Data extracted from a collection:
★ ★ ★ ★ ★ ★ ★

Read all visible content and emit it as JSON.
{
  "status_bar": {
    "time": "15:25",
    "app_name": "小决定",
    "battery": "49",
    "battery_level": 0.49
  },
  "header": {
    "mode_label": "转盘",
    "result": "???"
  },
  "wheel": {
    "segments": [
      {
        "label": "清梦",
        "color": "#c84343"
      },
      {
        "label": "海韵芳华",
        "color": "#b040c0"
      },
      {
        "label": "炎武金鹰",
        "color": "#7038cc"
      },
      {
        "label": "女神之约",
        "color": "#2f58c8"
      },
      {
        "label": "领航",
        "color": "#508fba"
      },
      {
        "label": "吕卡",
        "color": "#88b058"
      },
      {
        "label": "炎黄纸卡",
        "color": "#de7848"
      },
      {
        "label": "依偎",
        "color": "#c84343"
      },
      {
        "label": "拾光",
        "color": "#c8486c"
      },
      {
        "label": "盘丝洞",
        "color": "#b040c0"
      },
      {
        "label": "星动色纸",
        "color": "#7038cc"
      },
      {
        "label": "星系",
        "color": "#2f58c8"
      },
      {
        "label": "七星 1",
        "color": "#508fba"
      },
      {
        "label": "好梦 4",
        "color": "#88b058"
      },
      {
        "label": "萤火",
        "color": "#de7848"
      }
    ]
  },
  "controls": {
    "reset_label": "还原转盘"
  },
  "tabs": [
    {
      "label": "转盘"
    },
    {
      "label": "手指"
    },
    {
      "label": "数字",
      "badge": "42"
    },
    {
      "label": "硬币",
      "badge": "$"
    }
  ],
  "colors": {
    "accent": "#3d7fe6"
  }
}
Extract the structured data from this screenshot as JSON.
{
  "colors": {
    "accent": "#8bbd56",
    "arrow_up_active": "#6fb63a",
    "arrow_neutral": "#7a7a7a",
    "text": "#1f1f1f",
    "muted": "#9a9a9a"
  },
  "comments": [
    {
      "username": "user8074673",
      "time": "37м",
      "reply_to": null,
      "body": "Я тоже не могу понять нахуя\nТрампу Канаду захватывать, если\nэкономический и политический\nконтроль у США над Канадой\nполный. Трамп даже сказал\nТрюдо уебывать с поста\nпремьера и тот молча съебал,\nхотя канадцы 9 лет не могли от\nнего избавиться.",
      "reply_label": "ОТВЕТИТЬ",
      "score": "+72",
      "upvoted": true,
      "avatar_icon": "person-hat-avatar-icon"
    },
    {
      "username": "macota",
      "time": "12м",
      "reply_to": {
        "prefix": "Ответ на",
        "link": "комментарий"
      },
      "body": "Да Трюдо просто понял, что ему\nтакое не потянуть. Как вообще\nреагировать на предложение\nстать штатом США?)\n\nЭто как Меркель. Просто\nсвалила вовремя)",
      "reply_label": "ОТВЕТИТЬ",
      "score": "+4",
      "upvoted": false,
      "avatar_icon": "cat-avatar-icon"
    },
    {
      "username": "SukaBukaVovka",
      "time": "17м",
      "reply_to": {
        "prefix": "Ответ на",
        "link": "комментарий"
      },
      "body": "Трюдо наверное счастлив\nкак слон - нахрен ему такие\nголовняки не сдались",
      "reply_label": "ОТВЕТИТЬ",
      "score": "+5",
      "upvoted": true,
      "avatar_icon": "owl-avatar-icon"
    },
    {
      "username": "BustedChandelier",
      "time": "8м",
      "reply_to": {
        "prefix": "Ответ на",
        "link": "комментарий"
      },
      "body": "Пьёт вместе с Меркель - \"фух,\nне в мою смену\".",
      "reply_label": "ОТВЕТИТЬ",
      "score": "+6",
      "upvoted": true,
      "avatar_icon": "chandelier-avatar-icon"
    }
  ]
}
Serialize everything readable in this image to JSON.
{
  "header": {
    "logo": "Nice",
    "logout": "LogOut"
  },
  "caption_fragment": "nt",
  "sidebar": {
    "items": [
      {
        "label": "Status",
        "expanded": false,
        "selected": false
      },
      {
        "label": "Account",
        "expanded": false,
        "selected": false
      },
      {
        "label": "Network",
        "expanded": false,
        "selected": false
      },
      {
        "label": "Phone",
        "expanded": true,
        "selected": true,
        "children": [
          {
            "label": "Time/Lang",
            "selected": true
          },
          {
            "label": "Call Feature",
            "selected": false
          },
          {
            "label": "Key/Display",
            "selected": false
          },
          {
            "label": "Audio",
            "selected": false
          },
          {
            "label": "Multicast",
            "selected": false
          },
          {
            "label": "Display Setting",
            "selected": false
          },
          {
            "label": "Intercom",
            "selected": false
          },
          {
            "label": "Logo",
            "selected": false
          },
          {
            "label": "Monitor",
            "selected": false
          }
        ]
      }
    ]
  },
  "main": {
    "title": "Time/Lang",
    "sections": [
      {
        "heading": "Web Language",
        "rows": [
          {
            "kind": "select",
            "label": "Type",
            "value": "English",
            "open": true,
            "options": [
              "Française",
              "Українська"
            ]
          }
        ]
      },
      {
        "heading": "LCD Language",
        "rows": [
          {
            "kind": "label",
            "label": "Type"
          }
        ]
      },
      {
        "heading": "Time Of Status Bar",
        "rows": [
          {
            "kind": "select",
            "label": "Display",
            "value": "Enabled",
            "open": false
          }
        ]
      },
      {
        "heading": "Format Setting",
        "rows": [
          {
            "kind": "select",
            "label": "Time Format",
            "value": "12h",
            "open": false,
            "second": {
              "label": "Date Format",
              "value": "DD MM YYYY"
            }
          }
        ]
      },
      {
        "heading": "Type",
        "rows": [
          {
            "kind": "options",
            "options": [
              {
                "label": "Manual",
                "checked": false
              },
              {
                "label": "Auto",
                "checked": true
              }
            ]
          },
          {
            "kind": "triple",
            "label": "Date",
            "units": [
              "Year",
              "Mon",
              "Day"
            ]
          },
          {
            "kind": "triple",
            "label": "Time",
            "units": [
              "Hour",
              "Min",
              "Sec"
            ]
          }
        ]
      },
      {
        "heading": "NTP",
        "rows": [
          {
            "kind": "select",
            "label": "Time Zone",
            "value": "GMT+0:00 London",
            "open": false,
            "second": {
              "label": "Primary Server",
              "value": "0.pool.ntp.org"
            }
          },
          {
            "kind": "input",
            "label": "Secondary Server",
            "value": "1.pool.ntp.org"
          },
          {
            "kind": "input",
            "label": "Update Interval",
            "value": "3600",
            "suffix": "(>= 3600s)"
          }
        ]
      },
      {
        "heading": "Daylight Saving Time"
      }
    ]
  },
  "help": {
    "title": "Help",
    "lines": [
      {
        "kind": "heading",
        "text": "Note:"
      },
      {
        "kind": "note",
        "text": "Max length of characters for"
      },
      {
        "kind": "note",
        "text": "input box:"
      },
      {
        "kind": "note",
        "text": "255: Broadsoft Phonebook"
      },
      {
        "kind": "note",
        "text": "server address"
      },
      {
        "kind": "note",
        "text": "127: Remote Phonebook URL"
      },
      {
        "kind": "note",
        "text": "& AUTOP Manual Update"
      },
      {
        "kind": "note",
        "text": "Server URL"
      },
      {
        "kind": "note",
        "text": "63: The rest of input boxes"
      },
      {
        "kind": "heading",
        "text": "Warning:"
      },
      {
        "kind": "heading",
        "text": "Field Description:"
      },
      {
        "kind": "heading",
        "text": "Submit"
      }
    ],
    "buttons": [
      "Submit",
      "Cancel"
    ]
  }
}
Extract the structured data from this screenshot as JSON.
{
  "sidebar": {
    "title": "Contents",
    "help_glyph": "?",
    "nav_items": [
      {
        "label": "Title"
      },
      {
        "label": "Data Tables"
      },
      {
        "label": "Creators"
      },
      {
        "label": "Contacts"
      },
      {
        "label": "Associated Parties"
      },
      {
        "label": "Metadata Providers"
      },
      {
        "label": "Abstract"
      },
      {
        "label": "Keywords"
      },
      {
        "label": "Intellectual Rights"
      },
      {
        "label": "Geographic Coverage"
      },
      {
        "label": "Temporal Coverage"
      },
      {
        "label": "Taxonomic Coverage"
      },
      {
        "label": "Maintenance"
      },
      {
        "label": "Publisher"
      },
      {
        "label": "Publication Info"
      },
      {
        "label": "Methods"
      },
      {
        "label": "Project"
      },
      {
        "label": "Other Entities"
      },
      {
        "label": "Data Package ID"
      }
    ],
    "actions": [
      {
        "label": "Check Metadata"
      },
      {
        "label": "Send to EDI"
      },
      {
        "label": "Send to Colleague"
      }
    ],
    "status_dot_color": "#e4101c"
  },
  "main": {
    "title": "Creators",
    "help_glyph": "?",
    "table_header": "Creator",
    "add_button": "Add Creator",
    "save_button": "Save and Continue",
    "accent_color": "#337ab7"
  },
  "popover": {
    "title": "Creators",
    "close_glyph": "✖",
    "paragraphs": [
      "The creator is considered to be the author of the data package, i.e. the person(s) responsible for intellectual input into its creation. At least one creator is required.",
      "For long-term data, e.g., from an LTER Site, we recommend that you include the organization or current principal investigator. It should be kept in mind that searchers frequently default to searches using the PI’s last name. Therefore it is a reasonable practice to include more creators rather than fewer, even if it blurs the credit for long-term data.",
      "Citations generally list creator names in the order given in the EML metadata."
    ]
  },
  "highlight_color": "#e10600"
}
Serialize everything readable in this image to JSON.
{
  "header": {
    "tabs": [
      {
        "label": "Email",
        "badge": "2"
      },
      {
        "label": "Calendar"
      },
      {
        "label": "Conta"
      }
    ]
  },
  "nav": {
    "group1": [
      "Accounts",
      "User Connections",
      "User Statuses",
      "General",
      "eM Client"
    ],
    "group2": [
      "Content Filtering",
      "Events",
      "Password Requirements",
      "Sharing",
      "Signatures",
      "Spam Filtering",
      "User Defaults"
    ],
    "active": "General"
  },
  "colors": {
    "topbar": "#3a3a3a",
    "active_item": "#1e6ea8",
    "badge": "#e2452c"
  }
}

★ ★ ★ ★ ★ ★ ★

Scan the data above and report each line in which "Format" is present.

### Task output
        "heading": "Format Setting",
            "label": "Time Format",
              "label": "Date Format",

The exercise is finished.